-- Exercise brief --
Look through the listing underneath for "annotation", and copy every line that has it.

• • • •

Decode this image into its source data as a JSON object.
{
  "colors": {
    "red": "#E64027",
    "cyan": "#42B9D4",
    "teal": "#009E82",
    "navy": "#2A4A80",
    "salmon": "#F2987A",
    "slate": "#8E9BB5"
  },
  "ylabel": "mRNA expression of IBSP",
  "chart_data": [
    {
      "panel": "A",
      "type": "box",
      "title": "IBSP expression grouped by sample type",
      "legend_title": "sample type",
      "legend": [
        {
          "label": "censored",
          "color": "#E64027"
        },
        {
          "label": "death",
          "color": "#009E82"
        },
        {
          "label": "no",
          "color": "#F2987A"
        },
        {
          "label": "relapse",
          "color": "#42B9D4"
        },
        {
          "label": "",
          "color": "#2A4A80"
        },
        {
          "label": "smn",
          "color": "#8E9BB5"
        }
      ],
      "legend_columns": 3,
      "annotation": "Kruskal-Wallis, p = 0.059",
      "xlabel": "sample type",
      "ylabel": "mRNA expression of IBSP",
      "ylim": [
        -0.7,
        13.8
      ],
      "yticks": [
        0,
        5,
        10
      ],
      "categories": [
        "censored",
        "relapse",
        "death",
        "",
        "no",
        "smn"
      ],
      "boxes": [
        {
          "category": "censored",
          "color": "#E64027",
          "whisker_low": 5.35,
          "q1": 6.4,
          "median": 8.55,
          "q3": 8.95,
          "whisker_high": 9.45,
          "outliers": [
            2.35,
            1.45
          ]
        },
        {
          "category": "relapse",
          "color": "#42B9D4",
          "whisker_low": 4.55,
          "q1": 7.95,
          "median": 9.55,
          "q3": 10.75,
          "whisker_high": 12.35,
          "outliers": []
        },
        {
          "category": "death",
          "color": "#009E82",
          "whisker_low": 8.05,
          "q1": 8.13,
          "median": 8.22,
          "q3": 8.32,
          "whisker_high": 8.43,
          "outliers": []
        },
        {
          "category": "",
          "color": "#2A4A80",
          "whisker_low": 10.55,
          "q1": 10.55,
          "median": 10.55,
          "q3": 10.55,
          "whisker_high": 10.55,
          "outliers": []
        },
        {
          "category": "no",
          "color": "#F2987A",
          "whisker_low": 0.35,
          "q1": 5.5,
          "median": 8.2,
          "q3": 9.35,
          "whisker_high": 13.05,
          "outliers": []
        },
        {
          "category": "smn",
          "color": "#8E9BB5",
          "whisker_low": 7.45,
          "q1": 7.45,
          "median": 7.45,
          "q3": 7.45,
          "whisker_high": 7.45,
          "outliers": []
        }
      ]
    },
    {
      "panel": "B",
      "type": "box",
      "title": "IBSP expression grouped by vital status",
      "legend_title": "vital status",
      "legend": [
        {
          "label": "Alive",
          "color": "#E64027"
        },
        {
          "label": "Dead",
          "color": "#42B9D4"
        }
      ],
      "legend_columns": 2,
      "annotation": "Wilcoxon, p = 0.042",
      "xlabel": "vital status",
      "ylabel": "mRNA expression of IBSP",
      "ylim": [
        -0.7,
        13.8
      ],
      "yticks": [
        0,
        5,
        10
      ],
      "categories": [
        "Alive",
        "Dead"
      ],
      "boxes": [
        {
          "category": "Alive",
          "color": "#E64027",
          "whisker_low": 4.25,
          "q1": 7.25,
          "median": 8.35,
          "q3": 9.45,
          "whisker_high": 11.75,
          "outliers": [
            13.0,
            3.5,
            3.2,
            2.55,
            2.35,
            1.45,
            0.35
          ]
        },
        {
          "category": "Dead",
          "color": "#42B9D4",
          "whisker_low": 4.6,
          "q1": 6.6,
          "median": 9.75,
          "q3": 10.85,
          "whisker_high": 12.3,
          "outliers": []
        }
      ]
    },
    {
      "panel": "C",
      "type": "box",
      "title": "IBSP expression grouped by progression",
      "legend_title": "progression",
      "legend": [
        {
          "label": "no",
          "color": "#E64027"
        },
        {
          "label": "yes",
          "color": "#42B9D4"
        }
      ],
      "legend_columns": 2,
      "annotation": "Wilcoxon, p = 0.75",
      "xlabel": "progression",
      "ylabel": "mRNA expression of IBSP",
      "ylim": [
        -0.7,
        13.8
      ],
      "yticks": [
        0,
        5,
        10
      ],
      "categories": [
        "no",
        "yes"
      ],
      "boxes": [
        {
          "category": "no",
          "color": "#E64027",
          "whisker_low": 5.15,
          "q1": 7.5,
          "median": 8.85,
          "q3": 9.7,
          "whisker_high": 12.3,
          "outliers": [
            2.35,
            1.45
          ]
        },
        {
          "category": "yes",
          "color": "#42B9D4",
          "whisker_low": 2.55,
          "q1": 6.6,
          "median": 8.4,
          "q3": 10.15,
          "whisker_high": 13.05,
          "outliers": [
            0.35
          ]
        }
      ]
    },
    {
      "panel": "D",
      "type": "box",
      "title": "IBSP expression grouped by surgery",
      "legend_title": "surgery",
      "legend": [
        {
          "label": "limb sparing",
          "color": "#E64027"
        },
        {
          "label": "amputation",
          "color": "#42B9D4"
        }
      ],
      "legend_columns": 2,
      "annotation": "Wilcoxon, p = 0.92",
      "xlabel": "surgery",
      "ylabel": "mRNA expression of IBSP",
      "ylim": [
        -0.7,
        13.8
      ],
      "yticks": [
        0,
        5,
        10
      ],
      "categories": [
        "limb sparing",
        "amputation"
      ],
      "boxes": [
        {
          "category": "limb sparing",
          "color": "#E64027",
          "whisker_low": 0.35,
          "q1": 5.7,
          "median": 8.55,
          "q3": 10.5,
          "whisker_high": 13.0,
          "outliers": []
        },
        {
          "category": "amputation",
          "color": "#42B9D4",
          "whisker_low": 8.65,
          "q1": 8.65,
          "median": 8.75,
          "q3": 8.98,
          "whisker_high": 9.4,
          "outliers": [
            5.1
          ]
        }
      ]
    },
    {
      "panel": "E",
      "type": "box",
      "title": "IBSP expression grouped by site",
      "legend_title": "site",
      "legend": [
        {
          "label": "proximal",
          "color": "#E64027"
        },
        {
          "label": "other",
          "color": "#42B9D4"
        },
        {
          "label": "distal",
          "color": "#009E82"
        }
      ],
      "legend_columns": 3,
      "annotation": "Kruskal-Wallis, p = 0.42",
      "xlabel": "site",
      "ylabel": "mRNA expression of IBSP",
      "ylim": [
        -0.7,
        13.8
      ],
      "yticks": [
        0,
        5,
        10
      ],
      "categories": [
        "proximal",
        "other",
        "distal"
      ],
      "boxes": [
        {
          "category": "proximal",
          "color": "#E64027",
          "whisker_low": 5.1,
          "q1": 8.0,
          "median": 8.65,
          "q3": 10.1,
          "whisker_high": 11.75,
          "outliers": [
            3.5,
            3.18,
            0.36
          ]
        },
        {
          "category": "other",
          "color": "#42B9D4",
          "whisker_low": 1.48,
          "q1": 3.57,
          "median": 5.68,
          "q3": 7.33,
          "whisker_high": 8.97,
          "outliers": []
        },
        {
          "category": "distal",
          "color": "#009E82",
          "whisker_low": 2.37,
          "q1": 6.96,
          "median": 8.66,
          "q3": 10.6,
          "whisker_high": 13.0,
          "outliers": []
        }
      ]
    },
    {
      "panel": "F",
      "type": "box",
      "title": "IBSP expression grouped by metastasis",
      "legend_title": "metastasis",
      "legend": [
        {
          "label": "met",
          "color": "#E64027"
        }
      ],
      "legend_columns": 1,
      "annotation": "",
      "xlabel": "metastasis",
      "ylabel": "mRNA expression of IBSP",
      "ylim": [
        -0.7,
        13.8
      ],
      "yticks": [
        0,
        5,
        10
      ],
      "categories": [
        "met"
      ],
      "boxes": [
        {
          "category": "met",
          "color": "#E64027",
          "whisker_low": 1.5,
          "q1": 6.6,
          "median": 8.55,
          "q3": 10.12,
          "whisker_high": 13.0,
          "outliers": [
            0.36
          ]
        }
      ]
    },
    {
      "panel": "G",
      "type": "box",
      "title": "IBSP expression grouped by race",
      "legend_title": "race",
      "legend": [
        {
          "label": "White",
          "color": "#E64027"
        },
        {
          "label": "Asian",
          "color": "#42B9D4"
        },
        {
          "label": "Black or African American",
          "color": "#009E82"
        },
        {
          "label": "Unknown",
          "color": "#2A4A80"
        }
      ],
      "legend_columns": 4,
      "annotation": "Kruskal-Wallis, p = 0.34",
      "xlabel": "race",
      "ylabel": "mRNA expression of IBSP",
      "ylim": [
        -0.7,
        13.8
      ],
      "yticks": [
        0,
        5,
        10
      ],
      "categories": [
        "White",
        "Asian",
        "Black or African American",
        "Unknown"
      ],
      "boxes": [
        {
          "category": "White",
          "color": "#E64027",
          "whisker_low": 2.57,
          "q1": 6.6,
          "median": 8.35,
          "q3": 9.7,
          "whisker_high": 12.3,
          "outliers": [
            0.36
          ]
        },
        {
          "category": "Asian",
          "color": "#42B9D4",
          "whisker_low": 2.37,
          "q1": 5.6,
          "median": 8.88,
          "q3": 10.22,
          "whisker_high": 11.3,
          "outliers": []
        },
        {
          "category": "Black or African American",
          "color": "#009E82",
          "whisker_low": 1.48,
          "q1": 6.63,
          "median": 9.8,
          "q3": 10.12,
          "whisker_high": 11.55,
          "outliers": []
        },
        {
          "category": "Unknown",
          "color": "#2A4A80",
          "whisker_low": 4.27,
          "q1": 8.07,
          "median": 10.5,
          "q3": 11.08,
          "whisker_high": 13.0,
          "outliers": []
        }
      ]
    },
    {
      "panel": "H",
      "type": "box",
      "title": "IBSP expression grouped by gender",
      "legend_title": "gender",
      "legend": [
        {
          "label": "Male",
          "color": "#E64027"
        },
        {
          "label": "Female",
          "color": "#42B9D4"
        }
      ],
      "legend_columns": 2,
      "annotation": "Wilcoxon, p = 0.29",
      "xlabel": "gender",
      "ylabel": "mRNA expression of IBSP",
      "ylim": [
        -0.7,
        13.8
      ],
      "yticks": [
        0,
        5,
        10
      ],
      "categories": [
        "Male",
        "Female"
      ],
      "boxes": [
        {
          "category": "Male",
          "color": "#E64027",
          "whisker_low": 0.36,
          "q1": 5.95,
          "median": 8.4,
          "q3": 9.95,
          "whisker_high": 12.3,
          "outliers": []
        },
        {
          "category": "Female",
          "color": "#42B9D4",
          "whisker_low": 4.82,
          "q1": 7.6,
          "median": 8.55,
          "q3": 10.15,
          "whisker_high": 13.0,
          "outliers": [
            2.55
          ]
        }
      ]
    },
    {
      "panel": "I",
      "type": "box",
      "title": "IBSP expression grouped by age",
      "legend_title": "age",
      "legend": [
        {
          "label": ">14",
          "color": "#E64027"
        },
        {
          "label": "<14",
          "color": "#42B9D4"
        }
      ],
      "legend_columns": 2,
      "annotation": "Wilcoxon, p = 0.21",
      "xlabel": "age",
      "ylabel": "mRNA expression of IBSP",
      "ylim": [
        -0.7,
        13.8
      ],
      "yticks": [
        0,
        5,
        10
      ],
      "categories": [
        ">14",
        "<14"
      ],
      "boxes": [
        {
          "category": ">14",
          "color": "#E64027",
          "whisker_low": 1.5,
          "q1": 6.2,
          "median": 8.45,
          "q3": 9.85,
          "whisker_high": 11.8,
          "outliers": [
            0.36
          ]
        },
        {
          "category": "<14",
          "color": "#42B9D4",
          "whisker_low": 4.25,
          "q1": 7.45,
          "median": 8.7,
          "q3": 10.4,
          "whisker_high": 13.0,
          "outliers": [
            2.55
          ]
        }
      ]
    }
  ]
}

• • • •

-- Answer to this exercise --
      "annotation": "Kruskal-Wallis, p = 0.059",
      "annotation": "Wilcoxon, p = 0.042",
      "annotation": "Wilcoxon, p = 0.75",
      "annotation": "Wilcoxon, p = 0.92",
      "annotation": "Kruskal-Wallis, p = 0.42",
      "annotation": "",
      "annotation": "Kruskal-Wallis, p = 0.34",
      "annotation": "Wilcoxon, p = 0.29",
      "annotation": "Wilcoxon, p = 0.21",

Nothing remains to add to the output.